10. Los Angeles Guerillas (5 – 9)
Previous Rank: 6 ( -4)
CDL Points: 70 (+20)
As mentioned in the previous power rankings, the Los Angeles Guerrillas had one of the lowest overall map win rates in CDL. We look at map win percentage as a trailing indicator of a team’s performance—simply put in John Madden terms, if you win your maps, you’ll eventually be good; if you don’t win your maps, sooner or later you’ll lose and fall in the rankings. This hasn’t changed for the Los Angeles Guerrillas through Stage 2. The Guerrillas are 2nd worst in map win percentage (39%). They’re still the worst Hardpoint team in the game (2-7 in Stage 2). They’re a bottom Control team. And to top if off, after upsetting a respectable LA Thieves team at the Stage 1 Major, they were 3-0 swept this time around by a Florida team that finished at the bottom of its group in both stages this season.
Key Takeaways: The one silver lining for LAG in Stage 2 is the team’s continued SnD strength. The SnD, and the win against FaZe. They were still a formidable Search team throughout Stage 2, but a table won’t stand for long on a single leg. Neither can the Guerrillas. Whether it’s a role change, a roster change, or anything else, this team needs to change something drastic in order to sniff contention.
11. London Royal Ravens (2 – 10)
Previous Rank: 12 ( +1)
CDL Points: 30 (+30)
London is finally on the board. With two wins to start the group stage and a tenth place finish at the Major, London has shaken the memes. The introduction of PaulEhx has improved the team, however, significant issues linger with this roster. SnD is improved, but on the year, London is still one of the worst Search teams (4-12 record).

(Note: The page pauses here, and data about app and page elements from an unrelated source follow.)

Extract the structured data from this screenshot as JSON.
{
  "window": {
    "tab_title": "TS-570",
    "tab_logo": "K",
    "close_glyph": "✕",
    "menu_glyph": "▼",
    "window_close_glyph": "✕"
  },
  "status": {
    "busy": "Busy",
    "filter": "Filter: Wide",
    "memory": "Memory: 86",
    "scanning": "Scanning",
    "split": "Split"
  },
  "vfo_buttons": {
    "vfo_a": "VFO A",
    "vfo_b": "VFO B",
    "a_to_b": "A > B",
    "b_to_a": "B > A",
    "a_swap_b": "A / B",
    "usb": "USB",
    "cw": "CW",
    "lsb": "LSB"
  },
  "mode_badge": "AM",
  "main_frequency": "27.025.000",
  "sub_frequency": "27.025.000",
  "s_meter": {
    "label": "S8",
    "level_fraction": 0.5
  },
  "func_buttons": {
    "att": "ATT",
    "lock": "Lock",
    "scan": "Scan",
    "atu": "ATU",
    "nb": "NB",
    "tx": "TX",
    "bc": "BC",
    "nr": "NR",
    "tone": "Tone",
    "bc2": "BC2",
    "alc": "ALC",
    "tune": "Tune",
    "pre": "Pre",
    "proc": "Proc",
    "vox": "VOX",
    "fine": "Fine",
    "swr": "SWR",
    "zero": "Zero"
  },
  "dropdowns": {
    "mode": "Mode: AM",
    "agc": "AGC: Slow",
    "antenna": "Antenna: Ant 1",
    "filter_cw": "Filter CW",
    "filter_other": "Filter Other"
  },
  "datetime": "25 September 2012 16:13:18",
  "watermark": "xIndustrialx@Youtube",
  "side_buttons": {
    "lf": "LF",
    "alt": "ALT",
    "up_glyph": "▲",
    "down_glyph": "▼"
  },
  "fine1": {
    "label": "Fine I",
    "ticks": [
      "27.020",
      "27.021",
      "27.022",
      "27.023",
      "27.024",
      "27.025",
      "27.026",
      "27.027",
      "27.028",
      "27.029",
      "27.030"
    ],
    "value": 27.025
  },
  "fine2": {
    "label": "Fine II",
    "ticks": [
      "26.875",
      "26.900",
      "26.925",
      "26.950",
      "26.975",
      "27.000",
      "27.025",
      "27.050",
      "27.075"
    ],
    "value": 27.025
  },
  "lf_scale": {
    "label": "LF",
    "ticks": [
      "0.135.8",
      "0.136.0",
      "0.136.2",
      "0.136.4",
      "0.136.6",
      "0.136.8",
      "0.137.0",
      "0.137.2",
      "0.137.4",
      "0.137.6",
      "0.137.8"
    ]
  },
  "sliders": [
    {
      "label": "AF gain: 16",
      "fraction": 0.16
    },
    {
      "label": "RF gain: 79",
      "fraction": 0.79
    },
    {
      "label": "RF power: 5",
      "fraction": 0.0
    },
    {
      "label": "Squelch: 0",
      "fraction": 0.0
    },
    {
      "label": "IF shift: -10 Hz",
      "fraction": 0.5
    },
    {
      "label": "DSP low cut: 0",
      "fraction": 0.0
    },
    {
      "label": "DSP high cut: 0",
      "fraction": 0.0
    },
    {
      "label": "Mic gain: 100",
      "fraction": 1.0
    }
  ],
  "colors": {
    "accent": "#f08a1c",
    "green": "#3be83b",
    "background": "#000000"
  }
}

Key Takeaways: “No twins, no wins” has been banished to the Shadow Realm. Getting a few wins was important for this team’s confidence. Zed has brought on the needed veteran leadership, but the team can still look anemic on respawn, especially Dylan, who has exacerbated his “feast or famine” playstyle. This season, the British fans have seen Dylan dropping 0.5’s just as frequently as they’ve seen him dropping 1.5’s. But the key takeaway here is that London is running out of time. Unlike the LA Thieves, who have 110 CDL points, London cannot afford to give this roster the same runway. Given that only the top eight teams qualify for Champs this season, London has three stages to make up a huge point differential, and is currently sitting in dead last with 30 CDL points.
12. Paris Legion (4 – 8)
Previous Rank: 8 (-4)
CDL Points: 50 (+20)
Everyone watching Paris Legion knew they were in for a tough season. After rumors of a minimum payroll team, the Legion surprised many in Stage 1 by taking FaZe to a game 5, and being competitive in many of their matches. Reality has started to set in during Stage 2. Despite the early promise, they were clean swept by a newly formed LA Thieves team last week at the Stage 2 Major. Earlier this week, Paris released Fire and announced Temp to the starting roster.
Key Takeaways: Despite Fire’s ambivalent performances, the entire team has struggled. Most players on the team have negative K/D’s in each game mode, with only Aqua performing consistently. The vibes will be on uptrend 📈, but Paris needs to see significant improvements to truly contend. There are currently five teams sitting between 30 and 70 CDL points: Paris Legion, London Royal Ravens, Seattle Surge, Florida Mutineers, and Seattle Surge. Only one of the bottom five teams will qualify in Champs. Drop Fire and make a gamble on Temp now? It’s a bold play, the payoffs are murky. Only time will tell if the move will work out in the team’s favor.